▸ Problem details
Apart from the pictures, every line below needs to be reproduced verbatim.

▽

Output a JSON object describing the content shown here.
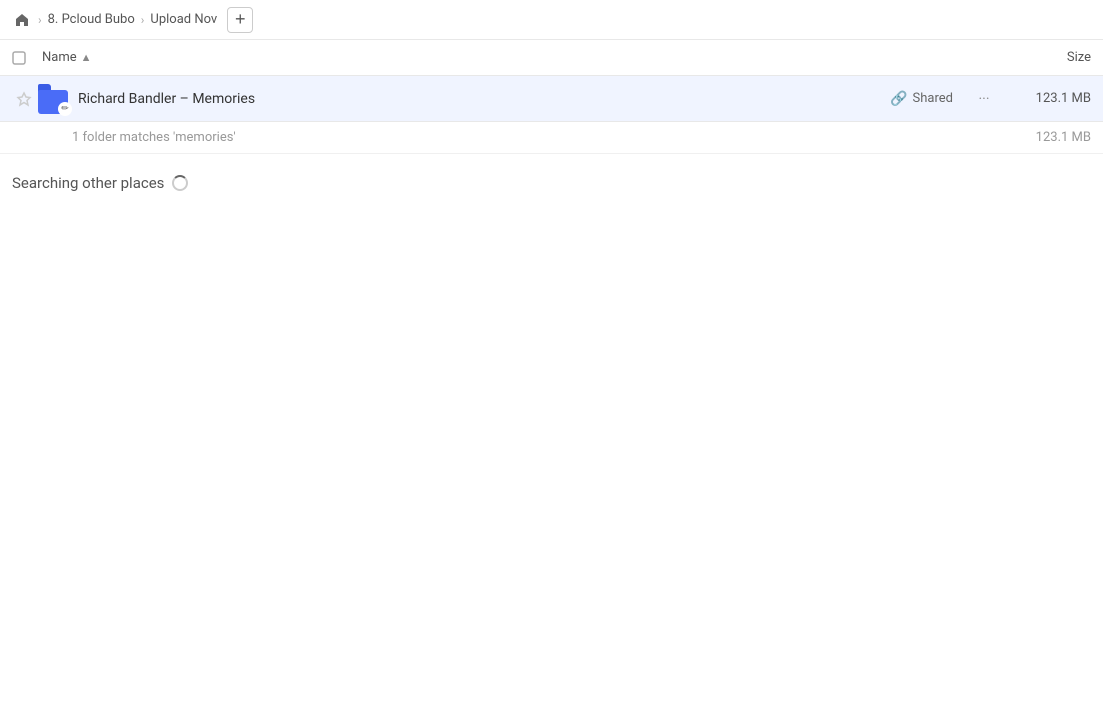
{
  "breadcrumb": {
    "home_label": "home",
    "items": [
      {
        "label": "8. Pcloud Bubo"
      },
      {
        "label": "Upload Nov"
      }
    ],
    "add_button_label": "+"
  },
  "column_header": {
    "name_label": "Name",
    "sort_indicator": "▲",
    "size_label": "Size"
  },
  "file_row": {
    "name": "Richard Bandler – Memories",
    "shared_label": "Shared",
    "size": "123.1 MB",
    "more_icon": "···"
  },
  "match_info": {
    "text": "1 folder matches 'memories'",
    "size": "123.1 MB"
  },
  "searching": {
    "label": "Searching other places"
  }
}
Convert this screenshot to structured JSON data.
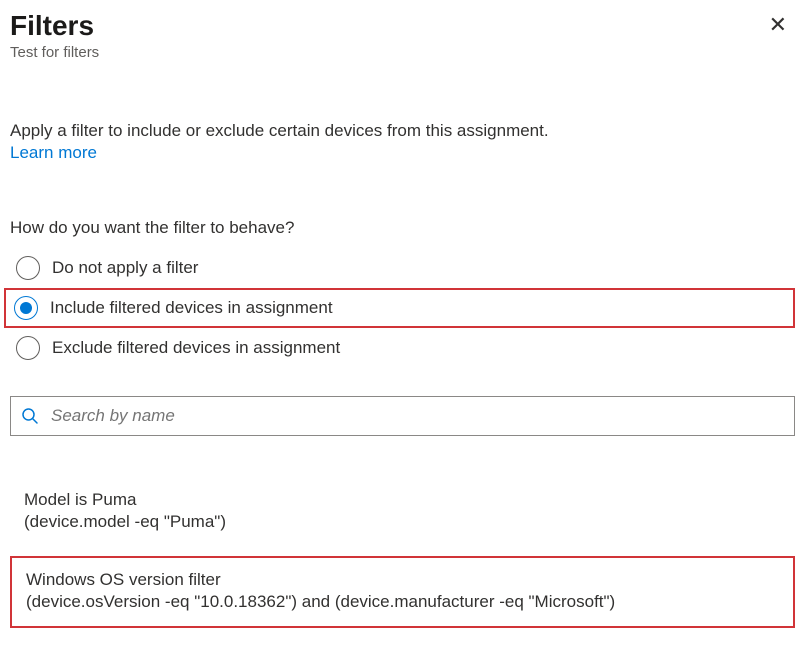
{
  "header": {
    "title": "Filters",
    "subtitle": "Test for filters"
  },
  "intro": {
    "text": "Apply a filter to include or exclude certain devices from this assignment.",
    "link": "Learn more"
  },
  "question": "How do you want the filter to behave?",
  "options": {
    "none": "Do not apply a filter",
    "include": "Include filtered devices in assignment",
    "exclude": "Exclude filtered devices in assignment",
    "selected": "include"
  },
  "search": {
    "placeholder": "Search by name"
  },
  "filters": [
    {
      "name": "Model is Puma",
      "query": "(device.model -eq \"Puma\")",
      "highlighted": false
    },
    {
      "name": "Windows OS version filter",
      "query": "(device.osVersion -eq \"10.0.18362\") and (device.manufacturer -eq \"Microsoft\")",
      "highlighted": true
    }
  ]
}
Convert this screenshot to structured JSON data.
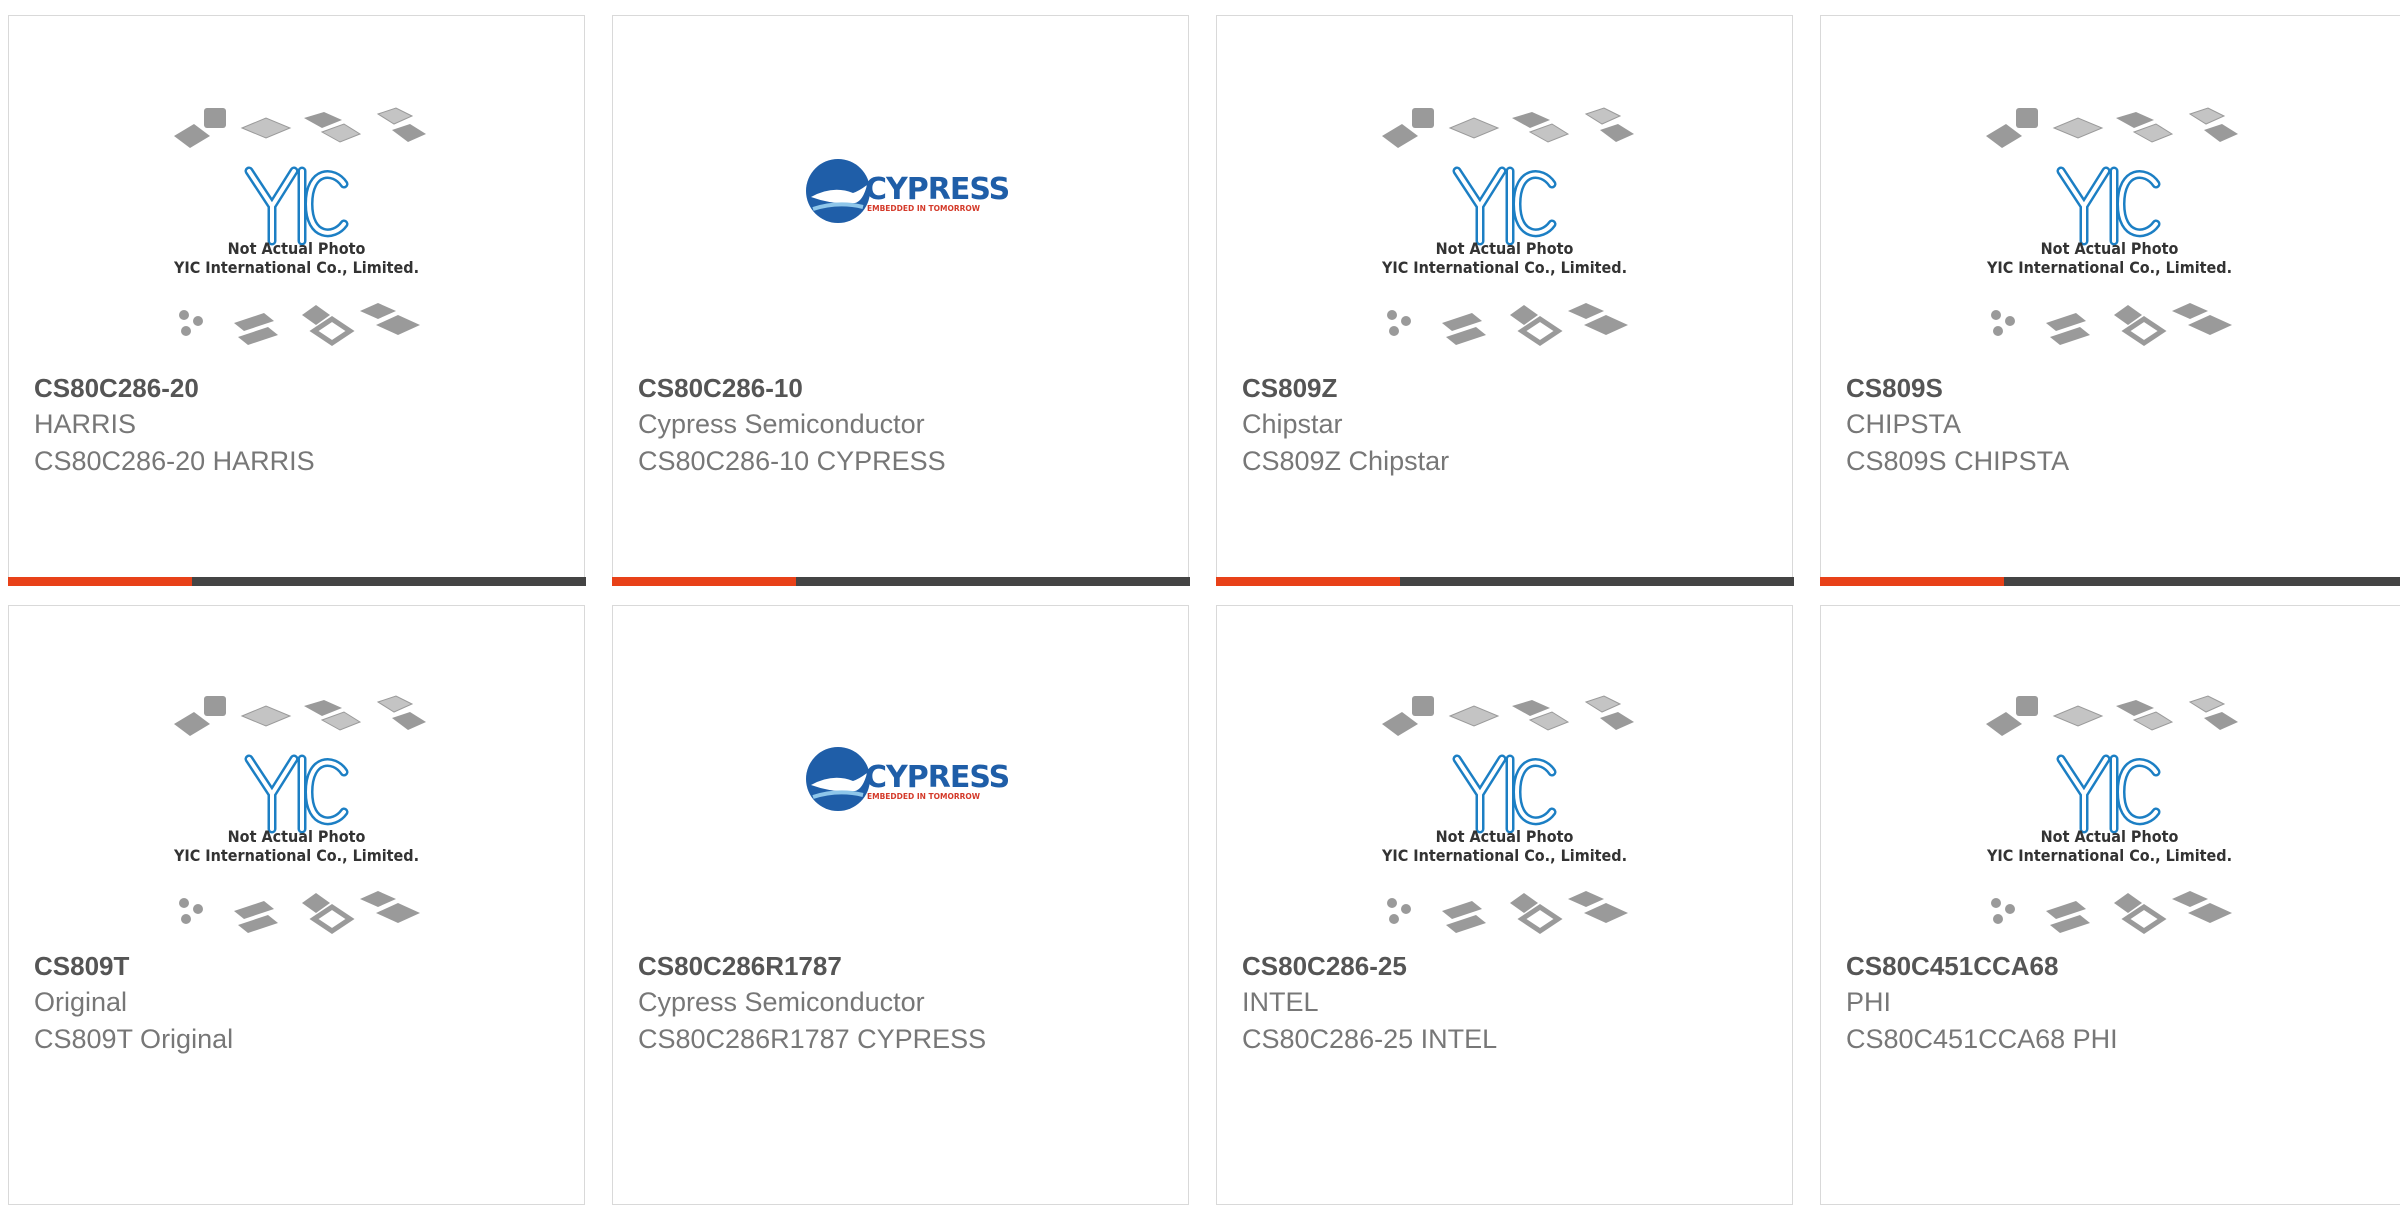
{
  "products": [
    {
      "part": "CS80C286-20",
      "manufacturer": "HARRIS",
      "description": "CS80C286-20 HARRIS",
      "image": "yic-placeholder"
    },
    {
      "part": "CS80C286-10",
      "manufacturer": "Cypress Semiconductor",
      "description": "CS80C286-10 CYPRESS",
      "image": "cypress-logo"
    },
    {
      "part": "CS809Z",
      "manufacturer": "Chipstar",
      "description": "CS809Z Chipstar",
      "image": "yic-placeholder"
    },
    {
      "part": "CS809S",
      "manufacturer": "CHIPSTA",
      "description": "CS809S CHIPSTA",
      "image": "yic-placeholder"
    },
    {
      "part": "CS809T",
      "manufacturer": "Original",
      "description": "CS809T Original",
      "image": "yic-placeholder"
    },
    {
      "part": "CS80C286R1787",
      "manufacturer": "Cypress Semiconductor",
      "description": "CS80C286R1787 CYPRESS",
      "image": "cypress-logo"
    },
    {
      "part": "CS80C286-25",
      "manufacturer": "INTEL",
      "description": "CS80C286-25 INTEL",
      "image": "yic-placeholder"
    },
    {
      "part": "CS80C451CCA68",
      "manufacturer": "PHI",
      "description": "CS80C451CCA68 PHI",
      "image": "yic-placeholder"
    }
  ],
  "placeholder": {
    "brand": "YIC",
    "line1": "Not Actual Photo",
    "line2": "YIC International Co., Limited."
  },
  "cypress": {
    "wordmark": "CYPRESS",
    "tagline": "EMBEDDED IN TOMORROW"
  },
  "colors": {
    "accent": "#e84118",
    "bar": "#444444",
    "yic_blue": "#1c7fc4",
    "cypress_blue": "#1f5ea8"
  }
}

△

▸ Exercise output
Output a JSON object describing the content shown here.
{
  "breadcrumb": {
    "home_label": "home",
    "items": [
      {
        "label": "8. Pcloud Bubo"
      },
      {
        "label": "Upload Nov"
      }
    ],
    "add_button_label": "+"
  },
  "column_header": {
    "name_label": "Name",
    "sort_indicator": "▲",
    "size_label": "Size"
  },
  "file_row": {
    "name": "Richard Bandler – Memories",
    "shared_label": "Shared",
    "size": "123.1 MB",
    "more_icon": "···"
  },
  "match_info": {
    "text": "1 folder matches 'memories'",
    "size": "123.1 MB"
  },
  "searching": {
    "label": "Searching other places"
  }
}
Convert this screenshot to structured JSON data.
{
  "header": {
    "title": "Filters",
    "subtitle": "Test for filters"
  },
  "intro": {
    "text": "Apply a filter to include or exclude certain devices from this assignment.",
    "link": "Learn more"
  },
  "question": "How do you want the filter to behave?",
  "options": {
    "none": "Do not apply a filter",
    "include": "Include filtered devices in assignment",
    "exclude": "Exclude filtered devices in assignment",
    "selected": "include"
  },
  "search": {
    "placeholder": "Search by name"
  },
  "filters": [
    {
      "name": "Model is Puma",
      "query": "(device.model -eq \"Puma\")",
      "highlighted": false
    },
    {
      "name": "Windows OS version filter",
      "query": "(device.osVersion -eq \"10.0.18362\") and (device.manufacturer -eq \"Microsoft\")",
      "highlighted": true
    }
  ]
}
Convert this screenshot to structured JSON data.
{
  "products": [
    {
      "part": "CS80C286-20",
      "manufacturer": "HARRIS",
      "description": "CS80C286-20 HARRIS",
      "image": "yic-placeholder"
    },
    {
      "part": "CS80C286-10",
      "manufacturer": "Cypress Semiconductor",
      "description": "CS80C286-10 CYPRESS",
      "image": "cypress-logo"
    },
    {
      "part": "CS809Z",
      "manufacturer": "Chipstar",
      "description": "CS809Z Chipstar",
      "image": "yic-placeholder"
    },
    {
      "part": "CS809S",
      "manufacturer": "CHIPSTA",
      "description": "CS809S CHIPSTA",
      "image": "yic-placeholder"
    },
    {
      "part": "CS809T",
      "manufacturer": "Original",
      "description": "CS809T Original",
      "image": "yic-placeholder"
    },
    {
      "part": "CS80C286R1787",
      "manufacturer": "Cypress Semiconductor",
      "description": "CS80C286R1787 CYPRESS",
      "image": "cypress-logo"
    },
    {
      "part": "CS80C286-25",
      "manufacturer": "INTEL",
      "description": "CS80C286-25 INTEL",
      "image": "yic-placeholder"
    },
    {
      "part": "CS80C451CCA68",
      "manufacturer": "PHI",
      "description": "CS80C451CCA68 PHI",
      "image": "yic-placeholder"
    }
  ],
  "placeholder": {
    "brand": "YIC",
    "line1": "Not Actual Photo",
    "line2": "YIC International Co., Limited."
  },
  "cypress": {
    "wordmark": "CYPRESS",
    "tagline": "EMBEDDED IN TOMORROW"
  },
  "colors": {
    "accent": "#e84118",
    "bar": "#444444",
    "yic_blue": "#1c7fc4",
    "cypress_blue": "#1f5ea8"
  }
}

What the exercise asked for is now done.